Research Article

Bleeding in renal failure: a possible cause.

Br Med J 1976; 2 doi: https://doi.org/10.1136/bmj.2.6036.612 (Published 11 September 1976) Cite this as: Br Med J 1976;2:612
  1. M Kazatchkine,
  2. Y Sultan,
  3. J P Caen,
  4. J Bariety

    Abstract

    Increased concentrations of factor VIII-related antigen (VIIIRA), factor VIII-procoagulant activity (VIIC), and decreased factor VII-von Willebrand activity (VIIIVWF) were found in the plasma of patients with chronic renal failure (CRF). This functional abnormality of the factor VII protein may partly explain the prolonged bleeding time commonly found in CRF. It was not improved by dialysis, but it was no longer found in patients with normally functioning grafted kidneys after the sixth month after transplantation. VIIIVWF levels remained decreased when compared with VIIIRA or VIIIC in transplanted patients undergoing acute reversible rejection soon after transplantation. Yet, not only VIIIC and VIIIRA but also VIIIVWF were greatly increased in patients with hyperacute irreversible rejection.
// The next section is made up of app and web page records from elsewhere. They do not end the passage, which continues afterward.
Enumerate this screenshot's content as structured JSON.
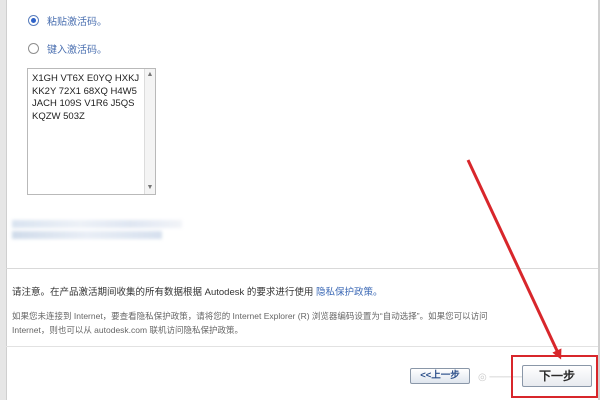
{
  "options": {
    "paste_label": "粘贴激活码。",
    "type_label": "键入激活码。"
  },
  "activation_code": {
    "lines": [
      "X1GH VT6X E0YQ HXKJ",
      "KK2Y 72X1 68XQ H4W5",
      "JACH 109S V1R6 J5QS",
      "KQZW 503Z"
    ]
  },
  "notice": {
    "text": "请注意。在产品激活期间收集的所有数据根据 Autodesk 的要求进行使用",
    "link": "隐私保护政策。",
    "detail_line1": "如果您未连接到 Internet，要查看隐私保护政策，请将您的 Internet Explorer (R) 浏览器编码设置为“自动选择”。如果您可以访问",
    "detail_line2": "Internet，则也可以从 autodesk.com 联机访问隐私保护政策。"
  },
  "nav": {
    "prev_label": "<<上一步",
    "next_label": "下一步"
  },
  "colors": {
    "annotation_red": "#d8262b",
    "link_blue": "#3b68b5"
  }
}
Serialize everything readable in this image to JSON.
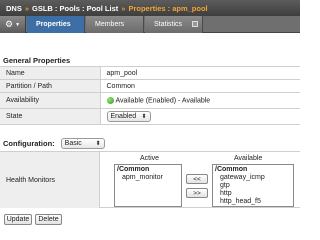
{
  "breadcrumb": {
    "items": [
      "DNS",
      "GSLB : Pools : Pool List"
    ],
    "separator": "»",
    "current": "Properties : apm_pool"
  },
  "tabs": {
    "gear_icon": "gear-icon",
    "items": [
      {
        "label": "Properties",
        "active": true
      },
      {
        "label": "Members",
        "active": false
      },
      {
        "label": "Statistics",
        "active": false
      }
    ]
  },
  "general": {
    "title": "General Properties",
    "rows": [
      {
        "label": "Name",
        "value": "apm_pool"
      },
      {
        "label": "Partition / Path",
        "value": "Common"
      },
      {
        "label": "Availability",
        "value": "Available (Enabled) - Available"
      },
      {
        "label": "State",
        "value": "Enabled"
      }
    ]
  },
  "configuration": {
    "label": "Configuration:",
    "selected": "Basic"
  },
  "health_monitors": {
    "label": "Health Monitors",
    "active_heading": "Active",
    "available_heading": "Available",
    "active_group": "/Common",
    "active_items": [
      "apm_monitor"
    ],
    "available_group": "/Common",
    "available_items": [
      "gateway_icmp",
      "gtp",
      "http",
      "http_head_f5"
    ],
    "move_left_label": "<<",
    "move_right_label": ">>"
  },
  "actions": {
    "update_label": "Update",
    "delete_label": "Delete"
  },
  "colors": {
    "active_tab": "#3d6ea6",
    "breadcrumb_current": "#f0a535",
    "status_available": "#2f9a1a"
  }
}
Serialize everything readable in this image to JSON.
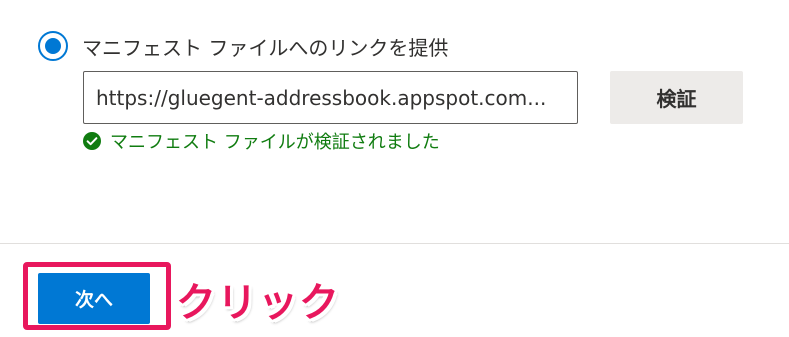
{
  "manifest_option": {
    "label": "マニフェスト ファイルへのリンクを提供",
    "selected": true
  },
  "manifest_url": {
    "value": "https://gluegent-addressbook.appspot.com..."
  },
  "verify_button": {
    "label": "検証"
  },
  "validation": {
    "icon": "check-circle-icon",
    "message": "マニフェスト ファイルが検証されました"
  },
  "footer": {
    "next_label": "次へ"
  },
  "annotation": {
    "callout_text": "クリック"
  },
  "colors": {
    "accent": "#0078d4",
    "success": "#107c10",
    "annotation": "#e8175d"
  }
}
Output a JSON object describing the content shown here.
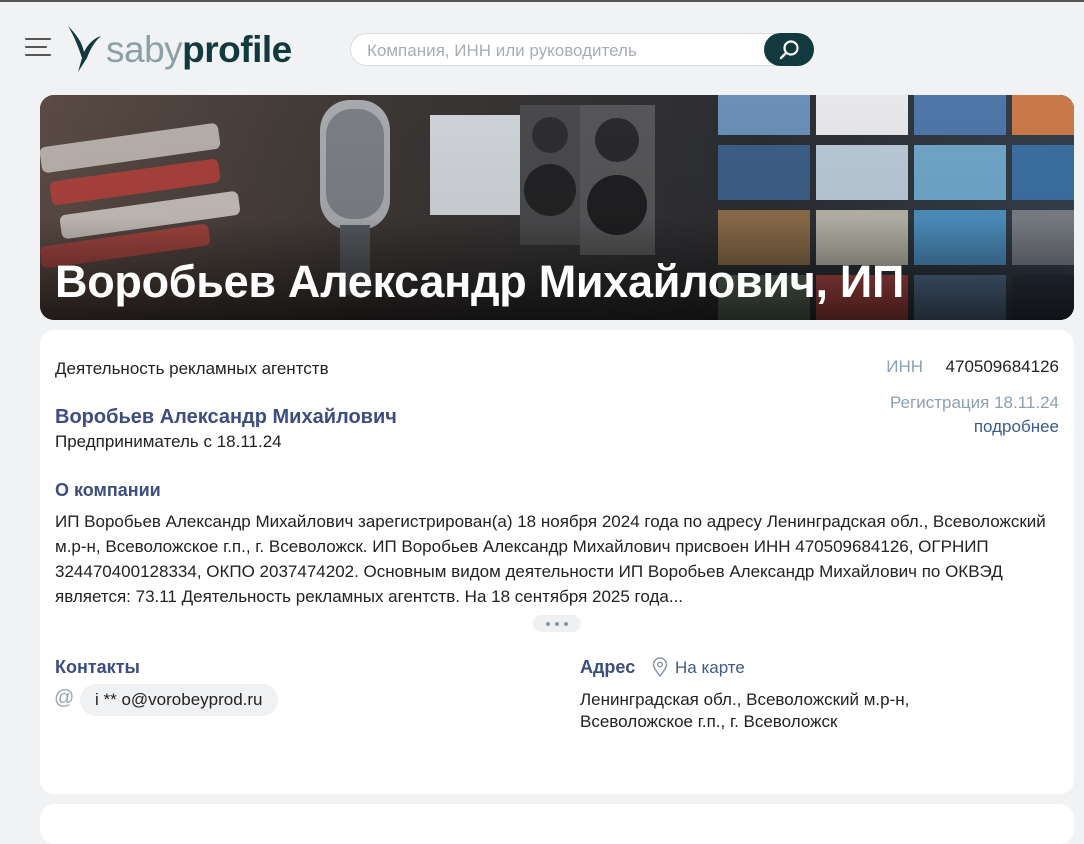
{
  "header": {
    "logo_saby": "saby",
    "logo_profile": "profile",
    "search_placeholder": "Компания, ИНН или руководитель",
    "accent_color": "#12393d"
  },
  "banner": {
    "title": "Воробьев Александр Михайлович, ИП"
  },
  "company": {
    "activity": "Деятельность рекламных агентств",
    "inn_label": "ИНН",
    "inn_value": "470509684126",
    "registration": "Регистрация 18.11.24",
    "more_link": "подробнее",
    "owner_name": "Воробьев Александр Михайлович",
    "owner_since": "Предприниматель с 18.11.24"
  },
  "about": {
    "heading": "О компании",
    "text": "ИП Воробьев Александр Михайлович зарегистрирован(а) 18 ноября 2024 года по адресу Ленинградская обл., Всеволожский м.р-н, Всеволожское г.п., г. Всеволожск. ИП Воробьев Александр Михайлович присвоен ИНН 470509684126, ОГРНИП 324470400128334, ОКПО 2037474202. Основным видом деятельности ИП Воробьев Александр Михайлович по ОКВЭД является: 73.11 Деятельность рекламных агентств. На 18 сентября 2025 года..."
  },
  "contacts": {
    "heading": "Контакты",
    "email_icon": "at-icon",
    "email": "i ** o@vorobeyprod.ru"
  },
  "address": {
    "heading": "Адрес",
    "map_icon": "map-pin-icon",
    "map_link": "На карте",
    "line1": "Ленинградская обл., Всеволожский м.р-н,",
    "line2": "Всеволожское г.п., г. Всеволожск"
  }
}
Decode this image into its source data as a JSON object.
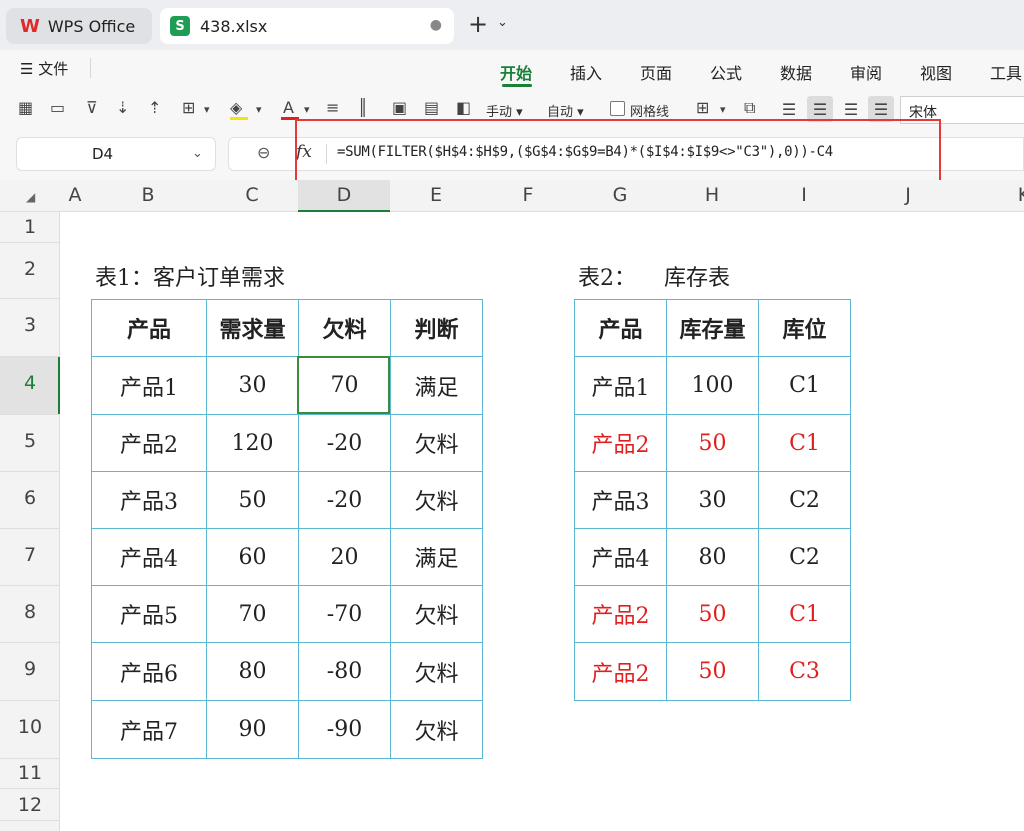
{
  "tabs": {
    "app": "WPS Office",
    "file": "438.xlsx",
    "dot": "●",
    "plus": "+",
    "arrow": "⌄"
  },
  "menu": {
    "label": "文件",
    "icon": "☰"
  },
  "ribbon_tabs": [
    "开始",
    "插入",
    "页面",
    "公式",
    "数据",
    "审阅",
    "视图",
    "工具"
  ],
  "toolbar": {
    "fill_mode": "手动",
    "auto": "自动",
    "gridlines": "网格线",
    "font": "宋体"
  },
  "formula_bar": {
    "cell": "D4",
    "formula": "=SUM(FILTER($H$4:$H$9,($G$4:$G$9=B4)*($I$4:$I$9<>\"C3\"),0))-C4"
  },
  "columns": [
    "A",
    "B",
    "C",
    "D",
    "E",
    "F",
    "G",
    "H",
    "I",
    "J",
    "K"
  ],
  "rows": [
    "1",
    "2",
    "3",
    "4",
    "5",
    "6",
    "7",
    "8",
    "9",
    "10",
    "11",
    "12"
  ],
  "table1": {
    "title": "表1：客户订单需求",
    "headers": [
      "产品",
      "需求量",
      "欠料",
      "判断"
    ],
    "rows": [
      [
        "产品1",
        "30",
        "70",
        "满足"
      ],
      [
        "产品2",
        "120",
        "-20",
        "欠料"
      ],
      [
        "产品3",
        "50",
        "-20",
        "欠料"
      ],
      [
        "产品4",
        "60",
        "20",
        "满足"
      ],
      [
        "产品5",
        "70",
        "-70",
        "欠料"
      ],
      [
        "产品6",
        "80",
        "-80",
        "欠料"
      ],
      [
        "产品7",
        "90",
        "-90",
        "欠料"
      ]
    ]
  },
  "table2": {
    "title": "表2：    库存表",
    "headers": [
      "产品",
      "库存量",
      "库位"
    ],
    "rows": [
      [
        "产品1",
        "100",
        "C1"
      ],
      [
        "产品2",
        "50",
        "C1"
      ],
      [
        "产品3",
        "30",
        "C2"
      ],
      [
        "产品4",
        "80",
        "C2"
      ],
      [
        "产品2",
        "50",
        "C1"
      ],
      [
        "产品2",
        "50",
        "C3"
      ]
    ],
    "highlight_rows": [
      1,
      4,
      5
    ],
    "highlight_color": "#e02020"
  },
  "colors": {
    "accent": "#1a7f37",
    "annotation": "#e53935",
    "grid_border": "#5bb8d4"
  }
}
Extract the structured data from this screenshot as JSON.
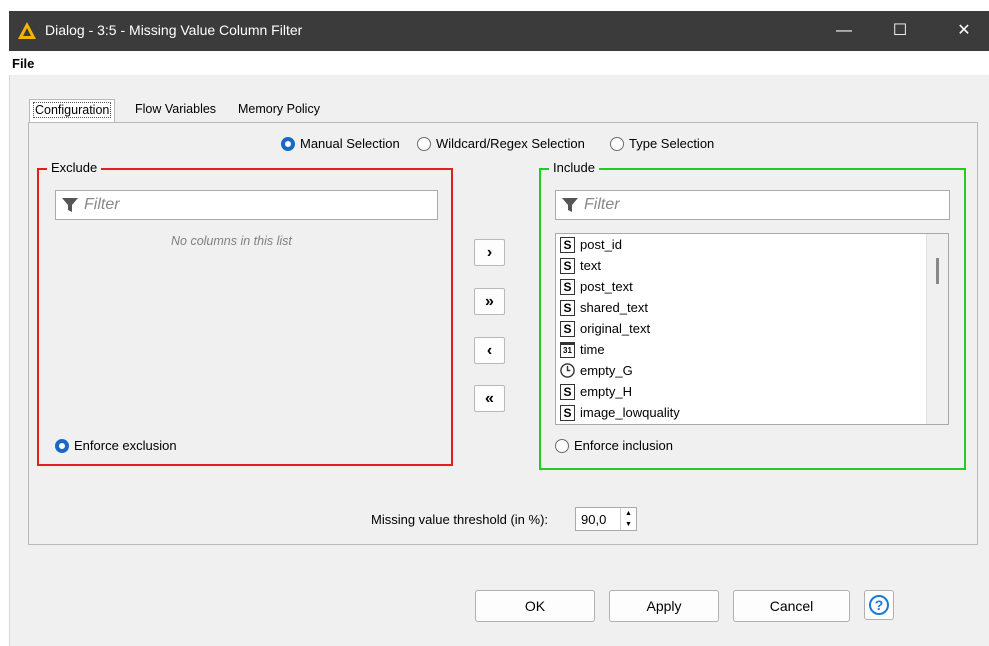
{
  "window": {
    "title": "Dialog - 3:5 - Missing Value Column Filter",
    "minimize": "—",
    "maximize": "☐",
    "close": "✕"
  },
  "menu": {
    "file": "File"
  },
  "tabs": [
    {
      "label": "Configuration",
      "active": true
    },
    {
      "label": "Flow Variables",
      "active": false
    },
    {
      "label": "Memory Policy",
      "active": false
    }
  ],
  "mode": {
    "manual": "Manual Selection",
    "wildcard": "Wildcard/Regex Selection",
    "type": "Type Selection",
    "selected": "manual"
  },
  "exclude": {
    "legend": "Exclude",
    "filter_placeholder": "Filter",
    "empty_message": "No columns in this list",
    "enforce_label": "Enforce exclusion",
    "enforce_checked": true,
    "border_color": "#e02020"
  },
  "include": {
    "legend": "Include",
    "filter_placeholder": "Filter",
    "enforce_label": "Enforce inclusion",
    "enforce_checked": false,
    "border_color": "#22cc22",
    "columns": [
      {
        "type": "S",
        "name": "post_id"
      },
      {
        "type": "S",
        "name": "text"
      },
      {
        "type": "S",
        "name": "post_text"
      },
      {
        "type": "S",
        "name": "shared_text"
      },
      {
        "type": "S",
        "name": "original_text"
      },
      {
        "type": "31",
        "name": "time"
      },
      {
        "type": "clock",
        "name": "empty_G"
      },
      {
        "type": "S",
        "name": "empty_H"
      },
      {
        "type": "S",
        "name": "image_lowquality"
      }
    ]
  },
  "arrows": {
    "add": "›",
    "add_all": "»",
    "remove": "‹",
    "remove_all": "«"
  },
  "threshold": {
    "label": "Missing value threshold (in %):",
    "value": "90,0"
  },
  "buttons": {
    "ok": "OK",
    "apply": "Apply",
    "cancel": "Cancel",
    "help": "?"
  },
  "colors": {
    "titlebar": "#3b3b3b",
    "accent": "#1a68c5"
  }
}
Possibly a high VIIIVWF level in these patients is a thrombogenic factor.